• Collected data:
[Start of Attachment]
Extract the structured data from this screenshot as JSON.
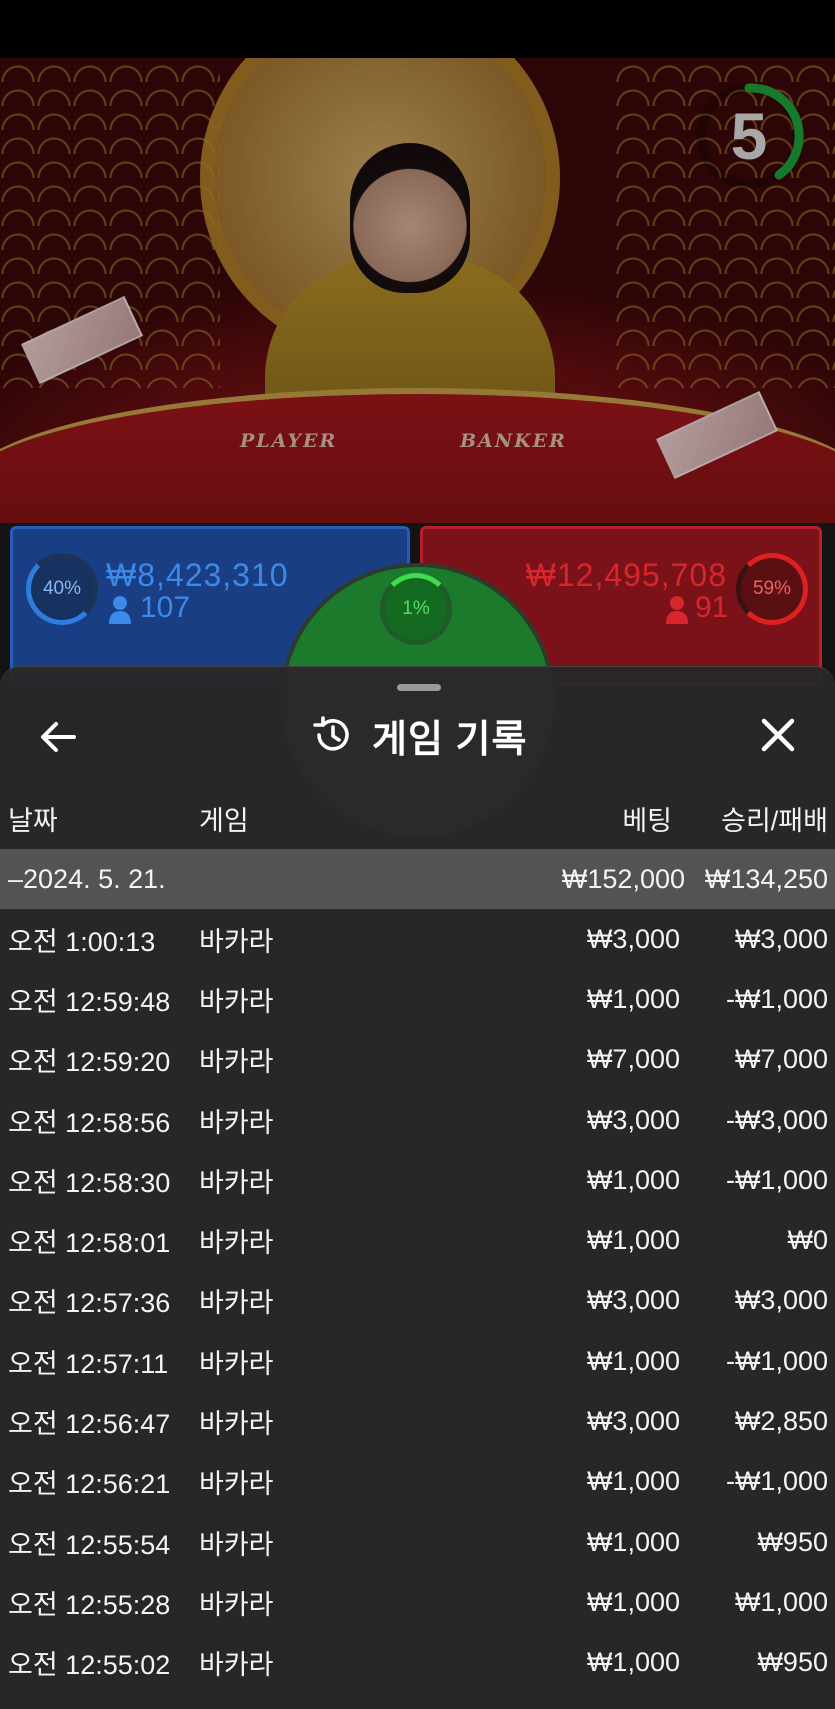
{
  "timer": {
    "value": "5"
  },
  "video": {
    "player_label": "PLAYER",
    "banker_label": "BANKER"
  },
  "bets": {
    "player": {
      "percent": "40%",
      "amount": "₩8,423,310",
      "count": "107"
    },
    "banker": {
      "percent": "59%",
      "amount": "₩12,495,708",
      "count": "91"
    },
    "tie": {
      "percent": "1%"
    }
  },
  "colors": {
    "player": "#2b5bb8",
    "banker": "#b82029",
    "tie": "#1b7a2c",
    "sheet": "#282828"
  },
  "history": {
    "title": "게임 기록",
    "icons": {
      "back": "arrow-left-icon",
      "history": "history-clock-icon",
      "close": "close-x-icon"
    },
    "columns": {
      "date": "날짜",
      "game": "게임",
      "bet": "베팅",
      "result": "승리/패배"
    },
    "summary": {
      "date": "–2024. 5. 21.",
      "bet": "₩152,000",
      "result": "₩134,250"
    },
    "rows": [
      {
        "time": "오전 1:00:13",
        "game": "바카라",
        "bet": "₩3,000",
        "result": "₩3,000"
      },
      {
        "time": "오전 12:59:48",
        "game": "바카라",
        "bet": "₩1,000",
        "result": "-₩1,000"
      },
      {
        "time": "오전 12:59:20",
        "game": "바카라",
        "bet": "₩7,000",
        "result": "₩7,000"
      },
      {
        "time": "오전 12:58:56",
        "game": "바카라",
        "bet": "₩3,000",
        "result": "-₩3,000"
      },
      {
        "time": "오전 12:58:30",
        "game": "바카라",
        "bet": "₩1,000",
        "result": "-₩1,000"
      },
      {
        "time": "오전 12:58:01",
        "game": "바카라",
        "bet": "₩1,000",
        "result": "₩0"
      },
      {
        "time": "오전 12:57:36",
        "game": "바카라",
        "bet": "₩3,000",
        "result": "₩3,000"
      },
      {
        "time": "오전 12:57:11",
        "game": "바카라",
        "bet": "₩1,000",
        "result": "-₩1,000"
      },
      {
        "time": "오전 12:56:47",
        "game": "바카라",
        "bet": "₩3,000",
        "result": "₩2,850"
      },
      {
        "time": "오전 12:56:21",
        "game": "바카라",
        "bet": "₩1,000",
        "result": "-₩1,000"
      },
      {
        "time": "오전 12:55:54",
        "game": "바카라",
        "bet": "₩1,000",
        "result": "₩950"
      },
      {
        "time": "오전 12:55:28",
        "game": "바카라",
        "bet": "₩1,000",
        "result": "₩1,000"
      },
      {
        "time": "오전 12:55:02",
        "game": "바카라",
        "bet": "₩1,000",
        "result": "₩950"
      }
    ]
  }
}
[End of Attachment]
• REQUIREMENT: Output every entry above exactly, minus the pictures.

• FINISHED EXERCISE:
Extract the structured data from this screenshot as JSON.
{
  "timer": {
    "value": "5"
  },
  "video": {
    "player_label": "PLAYER",
    "banker_label": "BANKER"
  },
  "bets": {
    "player": {
      "percent": "40%",
      "amount": "₩8,423,310",
      "count": "107"
    },
    "banker": {
      "percent": "59%",
      "amount": "₩12,495,708",
      "count": "91"
    },
    "tie": {
      "percent": "1%"
    }
  },
  "colors": {
    "player": "#2b5bb8",
    "banker": "#b82029",
    "tie": "#1b7a2c",
    "sheet": "#282828"
  },
  "history": {
    "title": "게임 기록",
    "icons": {
      "back": "arrow-left-icon",
      "history": "history-clock-icon",
      "close": "close-x-icon"
    },
    "columns": {
      "date": "날짜",
      "game": "게임",
      "bet": "베팅",
      "result": "승리/패배"
    },
    "summary": {
      "date": "–2024. 5. 21.",
      "bet": "₩152,000",
      "result": "₩134,250"
    },
    "rows": [
      {
        "time": "오전 1:00:13",
        "game": "바카라",
        "bet": "₩3,000",
        "result": "₩3,000"
      },
      {
        "time": "오전 12:59:48",
        "game": "바카라",
        "bet": "₩1,000",
        "result": "-₩1,000"
      },
      {
        "time": "오전 12:59:20",
        "game": "바카라",
        "bet": "₩7,000",
        "result": "₩7,000"
      },
      {
        "time": "오전 12:58:56",
        "game": "바카라",
        "bet": "₩3,000",
        "result": "-₩3,000"
      },
      {
        "time": "오전 12:58:30",
        "game": "바카라",
        "bet": "₩1,000",
        "result": "-₩1,000"
      },
      {
        "time": "오전 12:58:01",
        "game": "바카라",
        "bet": "₩1,000",
        "result": "₩0"
      },
      {
        "time": "오전 12:57:36",
        "game": "바카라",
        "bet": "₩3,000",
        "result": "₩3,000"
      },
      {
        "time": "오전 12:57:11",
        "game": "바카라",
        "bet": "₩1,000",
        "result": "-₩1,000"
      },
      {
        "time": "오전 12:56:47",
        "game": "바카라",
        "bet": "₩3,000",
        "result": "₩2,850"
      },
      {
        "time": "오전 12:56:21",
        "game": "바카라",
        "bet": "₩1,000",
        "result": "-₩1,000"
      },
      {
        "time": "오전 12:55:54",
        "game": "바카라",
        "bet": "₩1,000",
        "result": "₩950"
      },
      {
        "time": "오전 12:55:28",
        "game": "바카라",
        "bet": "₩1,000",
        "result": "₩1,000"
      },
      {
        "time": "오전 12:55:02",
        "game": "바카라",
        "bet": "₩1,000",
        "result": "₩950"
      }
    ]
  }
}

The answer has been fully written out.